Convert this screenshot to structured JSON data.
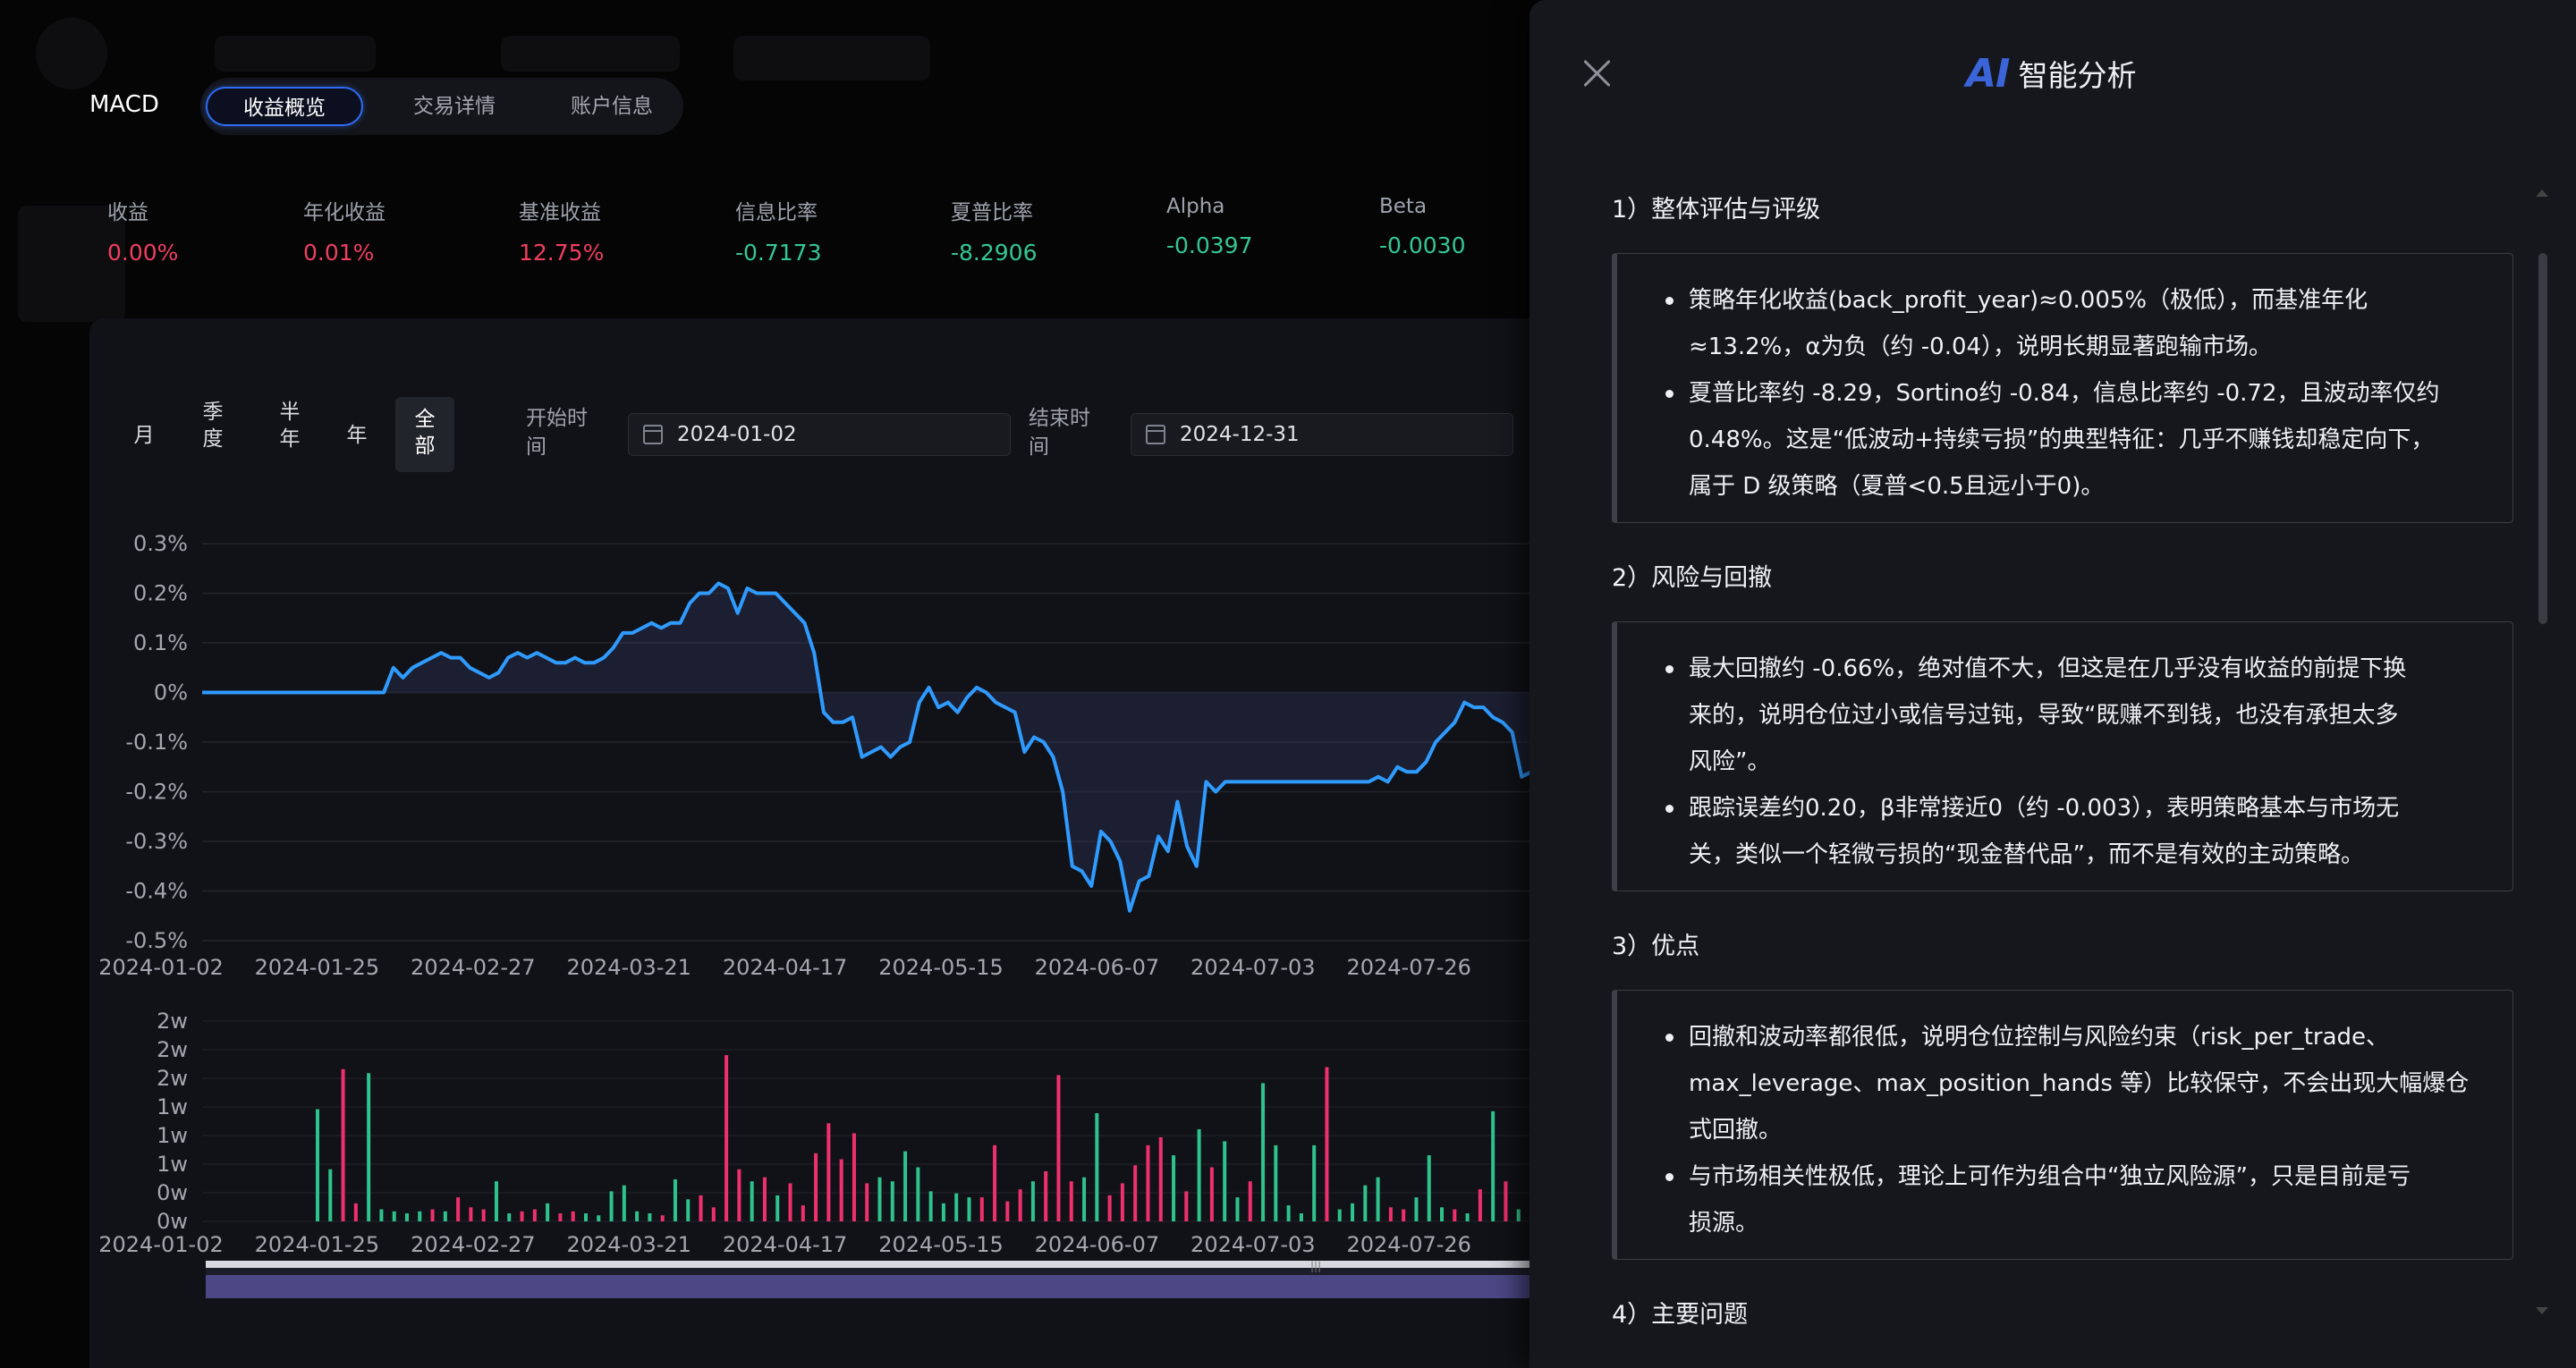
{
  "header": {
    "brand": "MACD",
    "tabs": [
      {
        "label": "收益概览",
        "active": true
      },
      {
        "label": "交易详情",
        "active": false
      },
      {
        "label": "账户信息",
        "active": false
      }
    ]
  },
  "metrics": [
    {
      "label": "收益",
      "value": "0.00%",
      "color": "red"
    },
    {
      "label": "年化收益",
      "value": "0.01%",
      "color": "red"
    },
    {
      "label": "基准收益",
      "value": "12.75%",
      "color": "red"
    },
    {
      "label": "信息比率",
      "value": "-0.7173",
      "color": "green"
    },
    {
      "label": "夏普比率",
      "value": "-8.2906",
      "color": "green"
    },
    {
      "label": "Alpha",
      "value": "-0.0397",
      "color": "green"
    },
    {
      "label": "Beta",
      "value": "-0.0030",
      "color": "green"
    }
  ],
  "filters": {
    "periods": [
      "月",
      "季度",
      "半年",
      "年",
      "全部"
    ],
    "active_period": "全部",
    "start_label": "开始时间",
    "start_value": "2024-01-02",
    "end_label": "结束时间",
    "end_value": "2024-12-31"
  },
  "chart_data": [
    {
      "type": "line",
      "y_tick_labels": [
        "0.3%",
        "0.2%",
        "0.1%",
        "0%",
        "-0.1%",
        "-0.2%",
        "-0.3%",
        "-0.4%",
        "-0.5%"
      ],
      "x_tick_labels": [
        "2024-01-02",
        "2024-01-25",
        "2024-02-27",
        "2024-03-21",
        "2024-04-17",
        "2024-05-15",
        "2024-06-07",
        "2024-07-03",
        "2024-07-26"
      ],
      "ylim": [
        -0.5,
        0.3
      ],
      "grid": true,
      "series": [
        {
          "color": "#2f9bff",
          "values": [
            0,
            0,
            0,
            0,
            0,
            0,
            0,
            0,
            0,
            0,
            0,
            0,
            0,
            0,
            0,
            0,
            0,
            0,
            0,
            0.0,
            0.05,
            0.03,
            0.05,
            0.06,
            0.07,
            0.08,
            0.07,
            0.07,
            0.05,
            0.04,
            0.03,
            0.04,
            0.07,
            0.08,
            0.07,
            0.08,
            0.07,
            0.06,
            0.06,
            0.07,
            0.06,
            0.06,
            0.07,
            0.09,
            0.12,
            0.12,
            0.13,
            0.14,
            0.13,
            0.14,
            0.14,
            0.18,
            0.2,
            0.2,
            0.22,
            0.21,
            0.16,
            0.21,
            0.2,
            0.2,
            0.2,
            0.18,
            0.16,
            0.14,
            0.08,
            -0.04,
            -0.06,
            -0.06,
            -0.05,
            -0.13,
            -0.12,
            -0.11,
            -0.13,
            -0.11,
            -0.1,
            -0.02,
            0.01,
            -0.03,
            -0.02,
            -0.04,
            -0.01,
            0.01,
            0.0,
            -0.02,
            -0.03,
            -0.04,
            -0.12,
            -0.09,
            -0.1,
            -0.13,
            -0.2,
            -0.35,
            -0.36,
            -0.39,
            -0.28,
            -0.3,
            -0.34,
            -0.44,
            -0.38,
            -0.37,
            -0.29,
            -0.32,
            -0.22,
            -0.31,
            -0.35,
            -0.18,
            -0.2,
            -0.18,
            -0.18,
            -0.18,
            -0.18,
            -0.18,
            -0.18,
            -0.18,
            -0.18,
            -0.18,
            -0.18,
            -0.18,
            -0.18,
            -0.18,
            -0.18,
            -0.18,
            -0.18,
            -0.17,
            -0.18,
            -0.15,
            -0.16,
            -0.16,
            -0.14,
            -0.1,
            -0.08,
            -0.06,
            -0.02,
            -0.03,
            -0.03,
            -0.05,
            -0.06,
            -0.08,
            -0.17,
            -0.16
          ]
        }
      ]
    },
    {
      "type": "bar",
      "y_tick_labels": [
        "2w",
        "2w",
        "2w",
        "1w",
        "1w",
        "1w",
        "0w",
        "0w"
      ],
      "x_tick_labels": [
        "2024-01-02",
        "2024-01-25",
        "2024-02-27",
        "2024-03-21",
        "2024-04-17",
        "2024-05-15",
        "2024-06-07",
        "2024-07-03",
        "2024-07-26"
      ],
      "ylim": [
        0,
        1
      ],
      "series": [
        {
          "name": "",
          "color": "#f0306e"
        },
        {
          "name": "",
          "color": "#2ec28d"
        }
      ],
      "bars": [
        [
          0.56,
          "g"
        ],
        [
          0.26,
          "g"
        ],
        [
          0.76,
          "r"
        ],
        [
          0.09,
          "r"
        ],
        [
          0.74,
          "g"
        ],
        [
          0.06,
          "g"
        ],
        [
          0.05,
          "g"
        ],
        [
          0.04,
          "g"
        ],
        [
          0.05,
          "g"
        ],
        [
          0.06,
          "r"
        ],
        [
          0.05,
          "g"
        ],
        [
          0.12,
          "r"
        ],
        [
          0.07,
          "r"
        ],
        [
          0.06,
          "r"
        ],
        [
          0.2,
          "g"
        ],
        [
          0.04,
          "g"
        ],
        [
          0.05,
          "r"
        ],
        [
          0.06,
          "r"
        ],
        [
          0.09,
          "g"
        ],
        [
          0.04,
          "r"
        ],
        [
          0.05,
          "r"
        ],
        [
          0.04,
          "g"
        ],
        [
          0.03,
          "g"
        ],
        [
          0.15,
          "g"
        ],
        [
          0.18,
          "g"
        ],
        [
          0.05,
          "g"
        ],
        [
          0.04,
          "g"
        ],
        [
          0.03,
          "r"
        ],
        [
          0.21,
          "g"
        ],
        [
          0.11,
          "g"
        ],
        [
          0.13,
          "r"
        ],
        [
          0.07,
          "r"
        ],
        [
          0.83,
          "r"
        ],
        [
          0.26,
          "r"
        ],
        [
          0.2,
          "g"
        ],
        [
          0.22,
          "r"
        ],
        [
          0.13,
          "g"
        ],
        [
          0.19,
          "r"
        ],
        [
          0.08,
          "r"
        ],
        [
          0.34,
          "r"
        ],
        [
          0.49,
          "r"
        ],
        [
          0.31,
          "r"
        ],
        [
          0.44,
          "r"
        ],
        [
          0.19,
          "r"
        ],
        [
          0.22,
          "g"
        ],
        [
          0.2,
          "g"
        ],
        [
          0.35,
          "g"
        ],
        [
          0.27,
          "g"
        ],
        [
          0.15,
          "g"
        ],
        [
          0.09,
          "g"
        ],
        [
          0.14,
          "g"
        ],
        [
          0.12,
          "g"
        ],
        [
          0.12,
          "r"
        ],
        [
          0.38,
          "r"
        ],
        [
          0.1,
          "r"
        ],
        [
          0.16,
          "r"
        ],
        [
          0.2,
          "g"
        ],
        [
          0.25,
          "r"
        ],
        [
          0.73,
          "r"
        ],
        [
          0.2,
          "r"
        ],
        [
          0.22,
          "g"
        ],
        [
          0.54,
          "g"
        ],
        [
          0.13,
          "r"
        ],
        [
          0.19,
          "r"
        ],
        [
          0.28,
          "r"
        ],
        [
          0.38,
          "r"
        ],
        [
          0.42,
          "r"
        ],
        [
          0.33,
          "g"
        ],
        [
          0.15,
          "r"
        ],
        [
          0.46,
          "g"
        ],
        [
          0.27,
          "r"
        ],
        [
          0.4,
          "g"
        ],
        [
          0.12,
          "g"
        ],
        [
          0.2,
          "r"
        ],
        [
          0.69,
          "g"
        ],
        [
          0.38,
          "g"
        ],
        [
          0.08,
          "g"
        ],
        [
          0.04,
          "g"
        ],
        [
          0.38,
          "g"
        ],
        [
          0.77,
          "r"
        ],
        [
          0.06,
          "g"
        ],
        [
          0.09,
          "g"
        ],
        [
          0.18,
          "g"
        ],
        [
          0.22,
          "g"
        ],
        [
          0.07,
          "r"
        ],
        [
          0.06,
          "r"
        ],
        [
          0.12,
          "g"
        ],
        [
          0.33,
          "g"
        ],
        [
          0.07,
          "g"
        ],
        [
          0.06,
          "r"
        ],
        [
          0.04,
          "g"
        ],
        [
          0.16,
          "r"
        ],
        [
          0.55,
          "g"
        ],
        [
          0.2,
          "r"
        ],
        [
          0.06,
          "g"
        ],
        [
          0.09,
          "g"
        ]
      ]
    }
  ],
  "ai_panel": {
    "logo": "AI",
    "title": "智能分析",
    "sections": [
      {
        "heading": "1）整体评估与评级",
        "lines": [
          [
            "策略年化收益(back_profit_year)≈0.005%（极低），而基准年化",
            "≈13.2%，α为负（约 -0.04），说明长期显著跑输市场。"
          ],
          [
            "夏普比率约 -8.29，Sortino约 -0.84，信息比率约 -0.72，且波动率仅约",
            "0.48%。这是“低波动+持续亏损”的典型特征：几乎不赚钱却稳定向下，",
            "属于 D 级策略（夏普<0.5且远小于0)。"
          ]
        ]
      },
      {
        "heading": "2）风险与回撤",
        "lines": [
          [
            "最大回撤约 -0.66%，绝对值不大，但这是在几乎没有收益的前提下换",
            "来的，说明仓位过小或信号过钝，导致“既赚不到钱，也没有承担太多",
            "风险”。"
          ],
          [
            "跟踪误差约0.20，β非常接近0（约 -0.003），表明策略基本与市场无",
            "关，类似一个轻微亏损的“现金替代品”，而不是有效的主动策略。"
          ]
        ]
      },
      {
        "heading": "3）优点",
        "lines": [
          [
            "回撤和波动率都很低，说明仓位控制与风险约束（risk_per_trade、",
            "max_leverage、max_position_hands 等）比较保守，不会出现大幅爆仓",
            "式回撤。"
          ],
          [
            "与市场相关性极低，理论上可作为组合中“独立风险源”，只是目前是亏",
            "损源。"
          ]
        ]
      },
      {
        "heading": "4）主要问题",
        "lines": []
      }
    ]
  }
}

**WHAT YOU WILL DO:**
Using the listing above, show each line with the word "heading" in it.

**ANSWER BOX:**
        "heading": "1）整体评估与评级",
        "heading": "2）风险与回撤",
        "heading": "3）优点",
        "heading": "4）主要问题",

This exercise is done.